• ACTIVITY
After counting the lines below that contain "price", reply with that number alone.

═══ SUPPLIED DATA ═══

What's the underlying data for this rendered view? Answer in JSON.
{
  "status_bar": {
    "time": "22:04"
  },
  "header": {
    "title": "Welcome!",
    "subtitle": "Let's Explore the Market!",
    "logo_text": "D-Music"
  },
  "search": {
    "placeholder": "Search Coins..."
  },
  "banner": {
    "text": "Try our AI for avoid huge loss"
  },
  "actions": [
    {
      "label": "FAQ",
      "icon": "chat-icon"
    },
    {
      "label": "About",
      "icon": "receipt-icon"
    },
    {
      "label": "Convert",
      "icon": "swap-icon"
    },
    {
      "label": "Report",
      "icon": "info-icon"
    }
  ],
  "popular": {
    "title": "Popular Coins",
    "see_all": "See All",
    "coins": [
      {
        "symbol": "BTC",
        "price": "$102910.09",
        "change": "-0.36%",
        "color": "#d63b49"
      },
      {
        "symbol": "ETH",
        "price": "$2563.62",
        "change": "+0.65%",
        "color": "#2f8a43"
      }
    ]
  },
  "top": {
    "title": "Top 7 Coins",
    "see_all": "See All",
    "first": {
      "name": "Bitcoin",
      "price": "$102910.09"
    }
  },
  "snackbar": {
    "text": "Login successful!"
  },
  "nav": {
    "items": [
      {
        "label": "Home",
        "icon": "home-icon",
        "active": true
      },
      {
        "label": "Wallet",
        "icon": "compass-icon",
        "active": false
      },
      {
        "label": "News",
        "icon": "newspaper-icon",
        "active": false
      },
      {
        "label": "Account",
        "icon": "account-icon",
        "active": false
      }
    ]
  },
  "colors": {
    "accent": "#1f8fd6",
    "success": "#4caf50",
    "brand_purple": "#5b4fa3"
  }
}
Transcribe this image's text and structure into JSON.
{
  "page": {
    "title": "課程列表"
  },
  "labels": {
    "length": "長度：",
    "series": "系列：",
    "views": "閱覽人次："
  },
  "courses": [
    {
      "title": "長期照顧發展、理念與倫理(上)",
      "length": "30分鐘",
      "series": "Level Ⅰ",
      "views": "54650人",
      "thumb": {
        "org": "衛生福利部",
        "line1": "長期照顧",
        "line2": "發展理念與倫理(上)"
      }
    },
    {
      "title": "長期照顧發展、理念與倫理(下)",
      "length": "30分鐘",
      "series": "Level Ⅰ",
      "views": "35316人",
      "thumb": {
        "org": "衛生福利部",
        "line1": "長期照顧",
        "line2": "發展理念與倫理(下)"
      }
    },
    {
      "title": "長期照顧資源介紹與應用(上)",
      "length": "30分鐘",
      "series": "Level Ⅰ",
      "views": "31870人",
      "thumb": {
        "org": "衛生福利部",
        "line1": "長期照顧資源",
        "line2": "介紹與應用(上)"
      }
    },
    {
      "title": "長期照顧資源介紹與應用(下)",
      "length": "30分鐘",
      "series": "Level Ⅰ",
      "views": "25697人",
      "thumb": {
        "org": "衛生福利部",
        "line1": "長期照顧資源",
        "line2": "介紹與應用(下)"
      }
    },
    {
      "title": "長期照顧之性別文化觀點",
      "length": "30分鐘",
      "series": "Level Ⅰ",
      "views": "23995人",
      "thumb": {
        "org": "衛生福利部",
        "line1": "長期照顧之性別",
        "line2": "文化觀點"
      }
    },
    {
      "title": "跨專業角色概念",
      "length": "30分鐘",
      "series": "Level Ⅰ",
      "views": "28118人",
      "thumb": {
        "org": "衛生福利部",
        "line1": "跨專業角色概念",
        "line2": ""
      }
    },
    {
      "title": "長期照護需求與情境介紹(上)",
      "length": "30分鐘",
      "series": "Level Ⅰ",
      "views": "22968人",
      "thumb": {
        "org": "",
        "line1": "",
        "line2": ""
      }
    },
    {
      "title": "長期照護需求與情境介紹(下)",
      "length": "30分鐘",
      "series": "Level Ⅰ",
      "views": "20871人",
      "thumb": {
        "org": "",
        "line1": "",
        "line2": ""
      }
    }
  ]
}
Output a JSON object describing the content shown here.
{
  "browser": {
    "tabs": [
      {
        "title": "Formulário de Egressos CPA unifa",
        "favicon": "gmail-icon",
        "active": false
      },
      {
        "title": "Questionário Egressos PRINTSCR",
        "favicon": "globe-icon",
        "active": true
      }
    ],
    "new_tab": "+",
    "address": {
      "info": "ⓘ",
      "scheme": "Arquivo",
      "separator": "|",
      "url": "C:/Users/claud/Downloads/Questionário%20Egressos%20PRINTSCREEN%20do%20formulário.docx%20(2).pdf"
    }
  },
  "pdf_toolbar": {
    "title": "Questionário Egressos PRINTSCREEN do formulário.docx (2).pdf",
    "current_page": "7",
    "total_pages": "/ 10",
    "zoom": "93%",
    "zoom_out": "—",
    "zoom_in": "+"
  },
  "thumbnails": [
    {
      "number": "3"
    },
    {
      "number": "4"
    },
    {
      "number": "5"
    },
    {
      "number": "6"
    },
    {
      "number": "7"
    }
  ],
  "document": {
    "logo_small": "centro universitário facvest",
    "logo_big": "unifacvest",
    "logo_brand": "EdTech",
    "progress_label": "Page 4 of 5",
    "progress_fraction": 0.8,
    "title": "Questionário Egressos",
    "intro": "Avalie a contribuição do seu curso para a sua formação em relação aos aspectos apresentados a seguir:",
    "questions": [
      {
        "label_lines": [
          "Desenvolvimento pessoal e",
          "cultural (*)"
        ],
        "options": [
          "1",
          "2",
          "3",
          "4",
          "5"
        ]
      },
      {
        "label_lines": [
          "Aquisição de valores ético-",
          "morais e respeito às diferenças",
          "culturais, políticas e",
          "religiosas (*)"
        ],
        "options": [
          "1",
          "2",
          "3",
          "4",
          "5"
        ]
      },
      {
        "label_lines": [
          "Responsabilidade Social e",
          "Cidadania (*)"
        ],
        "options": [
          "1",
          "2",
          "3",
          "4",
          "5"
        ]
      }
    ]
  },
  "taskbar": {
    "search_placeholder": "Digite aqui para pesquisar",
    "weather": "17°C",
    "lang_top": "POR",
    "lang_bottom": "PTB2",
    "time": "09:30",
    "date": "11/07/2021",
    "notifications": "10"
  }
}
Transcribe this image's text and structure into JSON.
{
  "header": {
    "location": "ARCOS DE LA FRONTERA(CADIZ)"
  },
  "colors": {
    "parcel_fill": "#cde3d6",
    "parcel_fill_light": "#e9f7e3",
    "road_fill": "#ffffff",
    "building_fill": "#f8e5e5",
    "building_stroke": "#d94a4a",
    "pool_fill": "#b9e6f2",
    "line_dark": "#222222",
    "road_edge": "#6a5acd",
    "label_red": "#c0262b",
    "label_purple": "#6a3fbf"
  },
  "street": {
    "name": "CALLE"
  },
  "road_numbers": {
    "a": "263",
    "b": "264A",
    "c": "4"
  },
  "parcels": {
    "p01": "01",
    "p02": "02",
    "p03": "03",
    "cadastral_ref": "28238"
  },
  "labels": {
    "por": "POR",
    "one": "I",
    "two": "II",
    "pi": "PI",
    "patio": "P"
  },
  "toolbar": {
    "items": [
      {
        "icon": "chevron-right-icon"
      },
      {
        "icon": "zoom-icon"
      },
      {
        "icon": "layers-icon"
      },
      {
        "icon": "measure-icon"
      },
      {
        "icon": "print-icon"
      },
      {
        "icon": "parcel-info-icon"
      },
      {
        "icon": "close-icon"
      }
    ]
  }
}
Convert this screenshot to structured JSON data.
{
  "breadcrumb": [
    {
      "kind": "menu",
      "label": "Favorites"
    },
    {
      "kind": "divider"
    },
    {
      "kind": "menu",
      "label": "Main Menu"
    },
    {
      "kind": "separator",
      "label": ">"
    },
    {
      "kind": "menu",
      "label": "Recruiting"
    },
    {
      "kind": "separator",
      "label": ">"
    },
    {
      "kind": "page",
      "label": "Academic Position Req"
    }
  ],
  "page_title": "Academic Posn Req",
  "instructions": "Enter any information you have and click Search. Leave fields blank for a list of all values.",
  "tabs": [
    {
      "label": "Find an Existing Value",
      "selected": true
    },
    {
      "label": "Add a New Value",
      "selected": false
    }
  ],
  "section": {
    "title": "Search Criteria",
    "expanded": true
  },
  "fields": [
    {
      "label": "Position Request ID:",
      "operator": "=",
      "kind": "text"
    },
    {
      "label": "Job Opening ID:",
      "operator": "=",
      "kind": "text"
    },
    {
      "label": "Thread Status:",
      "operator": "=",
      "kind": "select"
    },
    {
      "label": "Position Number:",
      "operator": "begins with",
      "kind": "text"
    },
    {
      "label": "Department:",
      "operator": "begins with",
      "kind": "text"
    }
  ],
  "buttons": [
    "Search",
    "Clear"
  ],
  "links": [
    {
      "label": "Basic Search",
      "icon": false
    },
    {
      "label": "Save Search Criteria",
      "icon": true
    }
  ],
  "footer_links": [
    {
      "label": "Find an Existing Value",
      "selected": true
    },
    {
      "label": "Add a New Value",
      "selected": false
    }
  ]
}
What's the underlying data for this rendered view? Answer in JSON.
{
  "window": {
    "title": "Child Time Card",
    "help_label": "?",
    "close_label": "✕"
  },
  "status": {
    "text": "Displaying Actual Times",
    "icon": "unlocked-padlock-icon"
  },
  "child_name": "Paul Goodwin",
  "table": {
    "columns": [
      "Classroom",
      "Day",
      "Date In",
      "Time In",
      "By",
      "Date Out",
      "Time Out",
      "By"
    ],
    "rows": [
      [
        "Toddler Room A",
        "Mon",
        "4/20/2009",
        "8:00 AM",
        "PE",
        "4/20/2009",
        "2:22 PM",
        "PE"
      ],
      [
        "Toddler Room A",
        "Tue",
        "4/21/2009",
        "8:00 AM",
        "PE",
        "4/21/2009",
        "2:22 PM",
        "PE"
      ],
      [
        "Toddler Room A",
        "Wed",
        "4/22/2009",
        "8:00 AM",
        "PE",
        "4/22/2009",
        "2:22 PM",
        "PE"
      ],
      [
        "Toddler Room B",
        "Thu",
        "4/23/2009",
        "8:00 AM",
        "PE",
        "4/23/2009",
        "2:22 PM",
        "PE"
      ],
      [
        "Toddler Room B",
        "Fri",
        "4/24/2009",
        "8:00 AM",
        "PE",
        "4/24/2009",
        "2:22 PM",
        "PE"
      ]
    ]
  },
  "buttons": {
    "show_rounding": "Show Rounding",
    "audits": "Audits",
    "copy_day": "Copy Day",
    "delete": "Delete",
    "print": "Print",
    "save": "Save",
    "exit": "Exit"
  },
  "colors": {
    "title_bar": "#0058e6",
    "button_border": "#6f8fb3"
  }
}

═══

• YOUR RESPONSE
3